The Palaeocene was undoubtedly a unique and weird period in earth’s history, and Titanoboa is a prime example of what can happen when an extinction event and favourable conditions creates evolutionary openings. While some people will be glad that this snake isn’t around anymore (and it certainly wouldn’t help cure anybody’s ophidiophobia!) I personally wish it were possible to see a living, breathing Titanoboa. It is a paleontological icon for a reason; it’s not just a giant snake, it’s THE giant snake.
Head, J., Bloch, J., Hastings, A. et al. Giant boid snake from the Palaeocene neotropics reveals hotter past equatorial temperatures. Nature 457, 715–717 (2009). https://doi.org/10.1038/nature07671
NOTE: This paper has had its critics, with a few other papers being published (e.g. Sniderman 2009, Denny, Lockwood & Somero 2009) offering arguments that dispute the claim that the large size of Titanoboa can be used to estimate the temperature of the Cerrejón region 58 million years ago
Gugliotta, Guy, “How Titanoboa, the 40-Foot-Long Snake, Was Found”, Smithsonian, www.Smithsonianmag.com, https://www.smithsonianmag.com/science-nature/how-titanoboa-the-40-foot-long-snake-was-found-115791429/

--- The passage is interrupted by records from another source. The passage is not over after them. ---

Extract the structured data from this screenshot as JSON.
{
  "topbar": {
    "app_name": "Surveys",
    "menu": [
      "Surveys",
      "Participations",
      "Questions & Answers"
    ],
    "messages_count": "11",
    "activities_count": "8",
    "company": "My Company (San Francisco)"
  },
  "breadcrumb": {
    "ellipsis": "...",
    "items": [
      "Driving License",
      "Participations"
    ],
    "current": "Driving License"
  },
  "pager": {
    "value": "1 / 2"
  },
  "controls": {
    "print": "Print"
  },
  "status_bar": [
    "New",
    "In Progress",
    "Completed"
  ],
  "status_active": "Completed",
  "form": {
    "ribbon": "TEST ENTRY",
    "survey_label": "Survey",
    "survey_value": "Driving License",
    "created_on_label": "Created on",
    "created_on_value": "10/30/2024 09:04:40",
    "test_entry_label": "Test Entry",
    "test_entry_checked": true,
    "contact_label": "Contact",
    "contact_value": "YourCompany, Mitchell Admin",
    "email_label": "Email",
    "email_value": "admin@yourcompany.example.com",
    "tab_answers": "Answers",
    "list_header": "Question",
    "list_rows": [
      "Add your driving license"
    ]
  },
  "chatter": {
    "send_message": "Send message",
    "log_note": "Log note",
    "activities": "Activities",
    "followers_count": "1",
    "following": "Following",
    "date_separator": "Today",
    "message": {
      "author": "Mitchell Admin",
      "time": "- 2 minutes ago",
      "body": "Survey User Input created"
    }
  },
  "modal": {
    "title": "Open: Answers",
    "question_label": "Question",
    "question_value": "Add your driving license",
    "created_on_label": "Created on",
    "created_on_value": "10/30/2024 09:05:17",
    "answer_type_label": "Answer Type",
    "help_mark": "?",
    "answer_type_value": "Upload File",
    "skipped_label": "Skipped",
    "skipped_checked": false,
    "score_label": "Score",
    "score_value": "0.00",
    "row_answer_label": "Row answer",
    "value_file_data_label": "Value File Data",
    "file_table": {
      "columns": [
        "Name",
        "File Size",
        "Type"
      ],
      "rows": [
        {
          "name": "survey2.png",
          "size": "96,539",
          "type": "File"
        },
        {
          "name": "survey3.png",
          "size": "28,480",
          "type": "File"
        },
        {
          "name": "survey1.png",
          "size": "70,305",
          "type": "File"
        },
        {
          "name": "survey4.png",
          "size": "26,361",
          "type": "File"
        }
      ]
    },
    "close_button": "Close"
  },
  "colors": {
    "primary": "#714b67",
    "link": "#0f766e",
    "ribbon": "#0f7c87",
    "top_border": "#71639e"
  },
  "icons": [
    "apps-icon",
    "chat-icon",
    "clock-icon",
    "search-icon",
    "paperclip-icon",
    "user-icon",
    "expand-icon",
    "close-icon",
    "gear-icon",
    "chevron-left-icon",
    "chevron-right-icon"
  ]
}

Bloch, Jonathan, “Titanoboa”, Florida Museum, www.floridamuseum.ufl.edu, https://www.floridamuseum.ufl.edu/100years/titanoboa/